My Lords, the Government are committed to tackling electoral fraud by speeding up the introduction of individual electoral registration. This will improve the accuracy of the register and ensure that only those entitled to vote get on to the electoral register. We are also considering the Electoral Commission's report on the queues at polling stations on
My Lords, I thank my noble friend for that succinct Answer. Is he aware that on
My Lords, I share the aspirations of my noble friend, but it is fair to put the case into perspective. There were problems at 27 polling stations out of 40,000. That was a bad piece of public relations and terrible pictures went around the world, but in fact represented a very small percentage of the actual turnout.

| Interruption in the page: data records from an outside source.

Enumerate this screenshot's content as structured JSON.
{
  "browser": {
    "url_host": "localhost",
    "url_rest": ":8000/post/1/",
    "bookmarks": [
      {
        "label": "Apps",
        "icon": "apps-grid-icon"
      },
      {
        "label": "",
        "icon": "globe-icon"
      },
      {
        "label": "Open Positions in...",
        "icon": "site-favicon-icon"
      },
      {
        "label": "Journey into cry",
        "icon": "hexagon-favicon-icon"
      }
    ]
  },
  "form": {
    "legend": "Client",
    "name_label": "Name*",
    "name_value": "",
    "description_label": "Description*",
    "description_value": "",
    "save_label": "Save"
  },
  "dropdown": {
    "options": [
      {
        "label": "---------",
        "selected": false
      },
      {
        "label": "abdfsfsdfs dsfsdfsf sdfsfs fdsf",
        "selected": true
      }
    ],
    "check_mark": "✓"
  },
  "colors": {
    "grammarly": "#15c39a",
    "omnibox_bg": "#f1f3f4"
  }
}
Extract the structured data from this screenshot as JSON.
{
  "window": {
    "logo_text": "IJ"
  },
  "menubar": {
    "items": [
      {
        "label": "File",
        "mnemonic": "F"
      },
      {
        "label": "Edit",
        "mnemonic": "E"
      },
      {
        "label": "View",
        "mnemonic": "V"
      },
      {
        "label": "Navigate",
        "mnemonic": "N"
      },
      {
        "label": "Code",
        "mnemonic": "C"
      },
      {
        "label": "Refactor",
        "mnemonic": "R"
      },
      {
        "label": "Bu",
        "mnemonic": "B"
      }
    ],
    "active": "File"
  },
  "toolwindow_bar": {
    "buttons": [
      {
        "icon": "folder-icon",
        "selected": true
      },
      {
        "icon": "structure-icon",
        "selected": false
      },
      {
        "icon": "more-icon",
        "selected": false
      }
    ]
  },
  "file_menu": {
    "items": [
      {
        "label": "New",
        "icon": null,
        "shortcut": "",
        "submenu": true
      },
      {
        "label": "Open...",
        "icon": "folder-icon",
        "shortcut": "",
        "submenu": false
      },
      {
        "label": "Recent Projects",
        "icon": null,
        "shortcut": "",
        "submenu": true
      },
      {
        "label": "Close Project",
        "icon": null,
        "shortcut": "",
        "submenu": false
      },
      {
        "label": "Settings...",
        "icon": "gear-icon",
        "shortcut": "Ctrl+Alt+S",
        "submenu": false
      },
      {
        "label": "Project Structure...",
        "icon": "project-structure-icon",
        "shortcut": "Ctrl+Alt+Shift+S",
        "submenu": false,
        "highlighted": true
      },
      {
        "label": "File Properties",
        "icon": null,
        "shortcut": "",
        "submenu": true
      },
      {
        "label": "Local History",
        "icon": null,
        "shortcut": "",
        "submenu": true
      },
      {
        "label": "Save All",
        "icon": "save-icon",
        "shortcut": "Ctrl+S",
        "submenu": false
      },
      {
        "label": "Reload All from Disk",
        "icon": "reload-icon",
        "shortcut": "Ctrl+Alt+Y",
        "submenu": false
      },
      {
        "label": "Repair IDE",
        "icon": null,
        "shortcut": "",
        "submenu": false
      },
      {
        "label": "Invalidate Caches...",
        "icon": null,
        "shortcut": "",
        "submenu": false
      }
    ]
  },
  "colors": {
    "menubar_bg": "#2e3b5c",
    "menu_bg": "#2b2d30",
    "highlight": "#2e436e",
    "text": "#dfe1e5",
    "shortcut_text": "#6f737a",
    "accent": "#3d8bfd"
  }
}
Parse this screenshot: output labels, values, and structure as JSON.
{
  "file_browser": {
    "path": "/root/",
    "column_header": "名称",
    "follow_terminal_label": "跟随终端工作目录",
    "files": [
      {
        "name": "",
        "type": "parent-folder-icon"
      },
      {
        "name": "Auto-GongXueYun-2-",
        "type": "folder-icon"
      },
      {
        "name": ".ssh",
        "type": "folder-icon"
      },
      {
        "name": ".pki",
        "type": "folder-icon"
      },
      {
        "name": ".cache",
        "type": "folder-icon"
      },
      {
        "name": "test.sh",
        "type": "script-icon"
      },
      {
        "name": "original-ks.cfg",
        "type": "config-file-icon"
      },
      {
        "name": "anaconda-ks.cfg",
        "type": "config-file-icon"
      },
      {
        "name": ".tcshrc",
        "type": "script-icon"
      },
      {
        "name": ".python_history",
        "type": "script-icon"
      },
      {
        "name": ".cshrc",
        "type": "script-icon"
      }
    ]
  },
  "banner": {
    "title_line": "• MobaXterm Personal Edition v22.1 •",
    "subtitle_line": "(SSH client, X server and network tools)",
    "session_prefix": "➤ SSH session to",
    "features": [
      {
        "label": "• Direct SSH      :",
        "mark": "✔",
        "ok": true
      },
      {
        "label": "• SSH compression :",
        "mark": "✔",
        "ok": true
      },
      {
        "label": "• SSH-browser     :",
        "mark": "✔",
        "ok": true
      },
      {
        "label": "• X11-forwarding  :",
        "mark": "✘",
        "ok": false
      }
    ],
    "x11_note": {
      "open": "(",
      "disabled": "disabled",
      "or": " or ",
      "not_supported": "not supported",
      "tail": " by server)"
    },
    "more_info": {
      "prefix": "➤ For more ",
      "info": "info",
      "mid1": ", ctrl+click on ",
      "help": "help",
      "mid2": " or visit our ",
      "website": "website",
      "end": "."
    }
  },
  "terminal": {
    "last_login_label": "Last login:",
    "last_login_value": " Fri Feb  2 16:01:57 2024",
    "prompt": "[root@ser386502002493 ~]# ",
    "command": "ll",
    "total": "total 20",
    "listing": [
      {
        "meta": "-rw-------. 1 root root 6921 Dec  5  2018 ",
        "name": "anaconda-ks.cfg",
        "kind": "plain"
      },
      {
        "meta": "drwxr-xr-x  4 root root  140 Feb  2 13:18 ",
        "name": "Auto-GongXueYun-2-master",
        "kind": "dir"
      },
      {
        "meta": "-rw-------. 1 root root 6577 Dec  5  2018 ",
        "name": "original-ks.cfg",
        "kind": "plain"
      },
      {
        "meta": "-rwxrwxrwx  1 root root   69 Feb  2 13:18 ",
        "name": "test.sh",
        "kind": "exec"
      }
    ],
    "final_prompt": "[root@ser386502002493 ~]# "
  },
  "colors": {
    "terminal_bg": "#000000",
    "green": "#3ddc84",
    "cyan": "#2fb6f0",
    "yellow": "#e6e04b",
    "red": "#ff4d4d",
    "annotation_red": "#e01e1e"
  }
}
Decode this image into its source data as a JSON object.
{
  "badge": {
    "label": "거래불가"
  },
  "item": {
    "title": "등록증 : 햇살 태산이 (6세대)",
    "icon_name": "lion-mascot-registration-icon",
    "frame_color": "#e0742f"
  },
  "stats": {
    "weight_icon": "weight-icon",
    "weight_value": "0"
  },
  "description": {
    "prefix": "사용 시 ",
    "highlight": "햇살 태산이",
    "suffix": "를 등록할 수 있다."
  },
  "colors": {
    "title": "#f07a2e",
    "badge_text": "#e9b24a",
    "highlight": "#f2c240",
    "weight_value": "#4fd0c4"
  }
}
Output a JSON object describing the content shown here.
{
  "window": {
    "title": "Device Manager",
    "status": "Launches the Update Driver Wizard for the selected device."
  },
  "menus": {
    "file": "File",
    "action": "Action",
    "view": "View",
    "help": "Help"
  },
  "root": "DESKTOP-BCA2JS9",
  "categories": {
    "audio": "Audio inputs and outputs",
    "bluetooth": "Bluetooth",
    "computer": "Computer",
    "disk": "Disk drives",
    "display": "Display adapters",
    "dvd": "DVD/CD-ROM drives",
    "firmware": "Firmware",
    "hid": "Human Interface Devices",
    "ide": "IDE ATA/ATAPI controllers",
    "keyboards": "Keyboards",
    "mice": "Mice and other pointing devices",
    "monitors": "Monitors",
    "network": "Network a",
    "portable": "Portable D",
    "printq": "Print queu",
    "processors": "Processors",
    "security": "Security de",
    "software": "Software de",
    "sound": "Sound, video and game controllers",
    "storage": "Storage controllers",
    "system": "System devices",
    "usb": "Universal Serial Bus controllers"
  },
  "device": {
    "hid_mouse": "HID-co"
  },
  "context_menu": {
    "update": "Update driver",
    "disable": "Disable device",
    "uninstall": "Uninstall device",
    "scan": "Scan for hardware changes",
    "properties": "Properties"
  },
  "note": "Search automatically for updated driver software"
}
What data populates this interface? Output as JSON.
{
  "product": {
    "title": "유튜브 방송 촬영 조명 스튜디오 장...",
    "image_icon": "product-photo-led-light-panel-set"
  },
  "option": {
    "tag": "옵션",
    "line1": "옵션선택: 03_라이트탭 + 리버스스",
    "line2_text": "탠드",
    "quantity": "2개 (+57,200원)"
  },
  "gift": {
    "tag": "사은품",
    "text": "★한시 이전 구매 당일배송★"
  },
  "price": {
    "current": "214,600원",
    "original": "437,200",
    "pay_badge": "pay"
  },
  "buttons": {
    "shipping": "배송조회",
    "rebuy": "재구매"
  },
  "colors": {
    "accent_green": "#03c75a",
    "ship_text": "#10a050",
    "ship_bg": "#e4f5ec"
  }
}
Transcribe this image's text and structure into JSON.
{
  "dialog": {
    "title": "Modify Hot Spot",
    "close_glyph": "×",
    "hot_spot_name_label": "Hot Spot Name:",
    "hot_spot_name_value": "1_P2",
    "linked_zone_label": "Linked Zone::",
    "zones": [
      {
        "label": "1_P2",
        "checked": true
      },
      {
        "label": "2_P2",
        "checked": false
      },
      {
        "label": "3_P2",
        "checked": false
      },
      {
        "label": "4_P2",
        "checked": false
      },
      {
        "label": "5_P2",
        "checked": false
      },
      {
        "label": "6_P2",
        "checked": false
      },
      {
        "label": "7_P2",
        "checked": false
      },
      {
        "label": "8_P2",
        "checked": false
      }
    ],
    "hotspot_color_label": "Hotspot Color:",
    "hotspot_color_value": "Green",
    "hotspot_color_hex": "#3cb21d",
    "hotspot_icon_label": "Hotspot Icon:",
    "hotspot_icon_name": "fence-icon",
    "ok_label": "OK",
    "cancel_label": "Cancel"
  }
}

On the powers of the Electoral Commission, I think it is true to say that it has few teeth; whether it should be given more teeth or its powers transferred elsewhere is a matter for discussion and examination after we have its report on the recent general election.
My Lords, all sides agree that individual registration is the way forward. However, does the Minister agree that the danger is that if we move too quickly, it is a near certainty that many of our fellow citizens will drop off the register, thus adding to the 3.5 million people whom the Electoral Commission estimates are currently unregistered? Does not the Northern Ireland experience, where 10 per cent of the population immediately fell off the register following a sudden switch to individual registration, show us how careful we must be?
My Lords, it is quite clear that the noble Lord, Lord Bach, is holding on to his old briefs. Yes, that is exactly why the implementation of the new form of registration has been taken at a measured pace. The experience in Northern Ireland was of a very large drop. However, again, we have got to get into perspective the fact that 91 or 92 per cent of people are on the electoral register. We are trying to balance the need for a clean and credible register against the points of caution the noble Lord has pointed out.
My Lords, does the Minister accept that it is now time to consider changing polling day from a Thursday to avoid the kind of problems we had in the recent general election, with large queues of voters unable to vote in the middle of the evening? By switching voting to the weekend we would avoid disruption to schools and enable more people to participate in our elections.
My Lords, I have a great deal of sympathy with my noble friend's argument for weekend voting. However, he may well be aware that the consultation on this matter did not show a great deal of support for the idea. We may come back to this issue, but the problems on
My Lords, given the long queues to which the Minister referred, particularly in the evening, which prevented so many people getting to a polling station in time to vote, will the Government consider making polling day a bank holiday so that voting can be spread throughout the day? This would be of help to people who have to work in the daytime and cannot get to the polling station until the evening, sometimes after travelling long distances.
My Lords, my noble friend Lord Shutt, who has experience of Yorkshire habits, said that in his part of the world the voters would all go to Blackpool if they were given a bank holiday, so the idea has some attractions.
Such questions are always extremely difficult to answer because we never know what is going on at No. 11 Downing Street, as the noble Lord knows well. One of the commitments of successive Governments has always been that they supply sufficient budget to enable our democracy to function properly. I cannot imagine that we will move from that situation.
I am not sure. We all know all the jokes about Northern Ireland voting. This Government take fraudulent voting very seriously. Wherever in the country there is fraud, we will prosecute with the firmest intention of getting convictions.
Is it not a cause for concern, and no cause for complacency, if we have only 91 per cent of the eligible population registered? What steps will the Government take to ensure that the figure does not fall below 91 per cent? If possible, will they take steps to try to increase it?
It is not a reason for complacency, and there is none. People are encouraged to register. Interestingly enough, the figure for registration in Australia, where there is compulsory voting, is 95 per cent, so we are not far off. Ours is a voluntary system of registration. We should continue to promote in our society the social contract that registration and voting involve. We should not chase voters by making it ever easier to vote without putting some challenge to the rest of the population and making it clear that there is a responsibility. If you have the honour, the pleasure and the freedoms of living in democracy, you participate by voting.